judgment calls, and hope that you're doing the right thing.
On the author of the book, John Keel:
MP: He's a really kind, smart man. He really liked the movie. He really
felt that the film really captured the spirit and the intention of the book.
He felt that Gere's unraveling really mirrored his own unraveling. Again, you
can't put everything in there, but he was pleased. And he doesn't seem to be
the kind of guy who would sit there and blow smoke up my ass. I think if he
hated it, he would have said that. So that was nice. You always want to respect
the original source.
On horror films:
MP: I've loved horror films. I've loved supernatural films in the past.
I wouldn't have said that I was a huge fan. Like, Oh my God, I'm totally into
it. I never really saw The X-Files. I wouldn't say that I was a devout...
I don't know what kind of movie this is. Is it supernatural? Is it science fiction?
Is it psychological thriller? Is it a mystery? Or is it a combination of all
I'm interested in mystery and the unknown, and in fear. And I think that those
ideas are always going to be relevant. It was just so beautiful.... I left to
go out and get some air. I came back in, and was peaking through the hole, and
I was really just in awe of the power of cinema... of just... in a darkened
room, people having this experience, to answer questions that they don't know,
for them to reflect. So it gets to be a theological or spiritual thing. There's
always going to be movies like that because there's always going to be things
in the real world that mystify us, that make us feel like "What the f#$@

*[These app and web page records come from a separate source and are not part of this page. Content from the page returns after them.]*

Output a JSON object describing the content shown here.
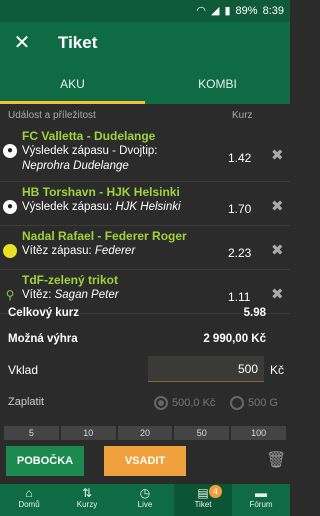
{
  "status": {
    "battery": "89%",
    "time": "8:39"
  },
  "appbar": {
    "title": "Tiket"
  },
  "tabs": [
    {
      "label": "AKU"
    },
    {
      "label": "KOMBI"
    }
  ],
  "colhdr": {
    "event": "Událost a příležitost",
    "odds": "Kurz"
  },
  "bets": [
    {
      "match": "FC Valletta - Dudelange",
      "market": "Výsledek zápasu - Dvojtip:",
      "selection": "Neprohra Dudelange",
      "odds": "1.42",
      "sport_icon": "football-icon"
    },
    {
      "match": "HB Torshavn - HJK Helsinki",
      "market": "Výsledek zápasu:",
      "selection": "HJK Helsinki",
      "odds": "1.70",
      "sport_icon": "football-icon"
    },
    {
      "match": "Nadal Rafael - Federer Roger",
      "market": "Vítěz zápasu:",
      "selection": "Federer",
      "odds": "2.23",
      "sport_icon": "tennis-ball-icon"
    },
    {
      "match": "TdF-zelený trikot",
      "market": "Vítěz:",
      "selection": "Sagan Peter",
      "odds": "1.11",
      "sport_icon": "cycling-icon"
    }
  ],
  "totals": {
    "total_odds_label": "Celkový kurz",
    "total_odds": "5.98",
    "win_label": "Možná výhra",
    "win": "2 990,00 Kč"
  },
  "stake": {
    "label": "Vklad",
    "value": "500",
    "currency": "Kč"
  },
  "pay": {
    "label": "Zaplatit",
    "opt1": "500,0 Kč",
    "opt2": "500 G"
  },
  "quick": [
    "5",
    "10",
    "20",
    "50",
    "100"
  ],
  "actions": {
    "branch": "POBOČKA",
    "bet": "VSADIT"
  },
  "nav": [
    {
      "label": "Domů"
    },
    {
      "label": "Kurzy"
    },
    {
      "label": "Live"
    },
    {
      "label": "Tiket",
      "badge": "4"
    },
    {
      "label": "Fórum"
    }
  ]
}
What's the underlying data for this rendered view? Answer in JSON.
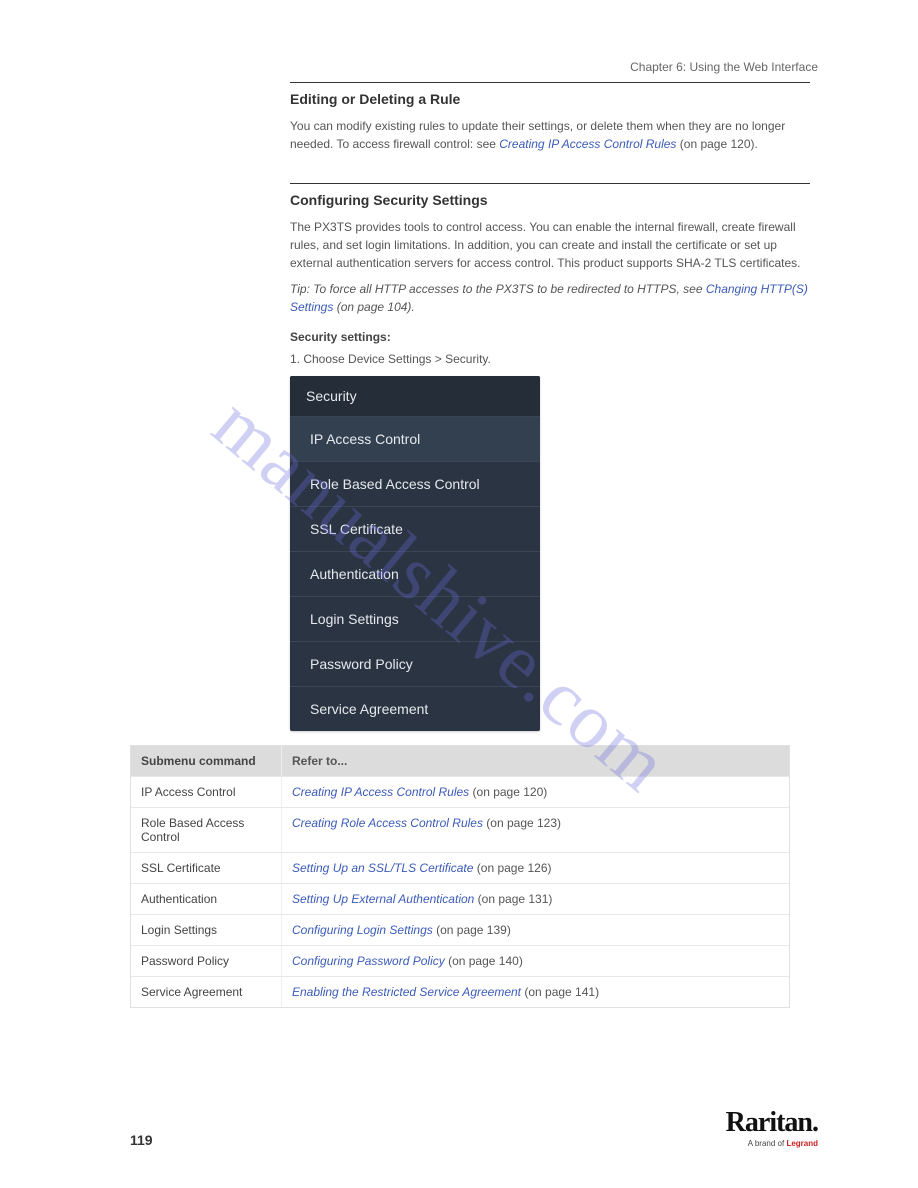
{
  "chapter_label": "Chapter 6: Using the Web Interface",
  "top_empty": "",
  "section1": {
    "title": "Editing or Deleting a Rule",
    "body_prefix": "You can modify existing rules to update their settings, or delete them when they are no longer needed.",
    "body_see": "To access firewall control: see ",
    "body_link": "Creating IP Access Control Rules",
    "body_page": " (on page 120)."
  },
  "section2": {
    "title": "Configuring Security Settings",
    "body1": "The PX3TS provides tools to control access. You can enable the internal firewall, create firewall rules, and set login limitations. In addition, you can create and install the certificate or set up external authentication servers for access control. This product supports SHA-2 TLS certificates.",
    "tip": "Tip: To force all HTTP accesses to the PX3TS to be redirected to HTTPS, see ",
    "tip_link": "Changing HTTP(S) Settings",
    "tip_page": " (on page 104).",
    "subhead": "Security settings:",
    "instruction": "1. Choose Device Settings > Security."
  },
  "menu": {
    "header": "Security",
    "items": [
      "IP Access Control",
      "Role Based Access Control",
      "SSL Certificate",
      "Authentication",
      "Login Settings",
      "Password Policy",
      "Service Agreement"
    ],
    "selected_index": 0
  },
  "table": {
    "headers": [
      "Submenu command",
      "Refer to..."
    ],
    "rows": [
      [
        "IP Access Control",
        {
          "text": "Creating IP Access Control Rules",
          "page": " (on page 120)"
        }
      ],
      [
        "Role Based Access Control",
        {
          "text": "Creating Role Access Control Rules",
          "page": " (on page 123)"
        }
      ],
      [
        "SSL Certificate",
        {
          "text": "Setting Up an SSL/TLS Certificate",
          "page": " (on page 126)"
        }
      ],
      [
        "Authentication",
        {
          "text": "Setting Up External Authentication",
          "page": " (on page 131)"
        }
      ],
      [
        "Login Settings",
        {
          "text": "Configuring Login Settings",
          "page": " (on page 139)"
        }
      ],
      [
        "Password Policy",
        {
          "text": "Configuring Password Policy",
          "page": " (on page 140)"
        }
      ],
      [
        "Service Agreement",
        {
          "text": "Enabling the Restricted Service Agreement",
          "page": " (on page 141)"
        }
      ]
    ]
  },
  "footer": {
    "page_number": "119",
    "logo_main": "Raritan.",
    "logo_sub_prefix": "A brand of ",
    "logo_sub_brand": "Legrand"
  },
  "watermark": "manualshive.com"
}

is going on and why are we here?" And that's why we listen to music or
look at art or come to films.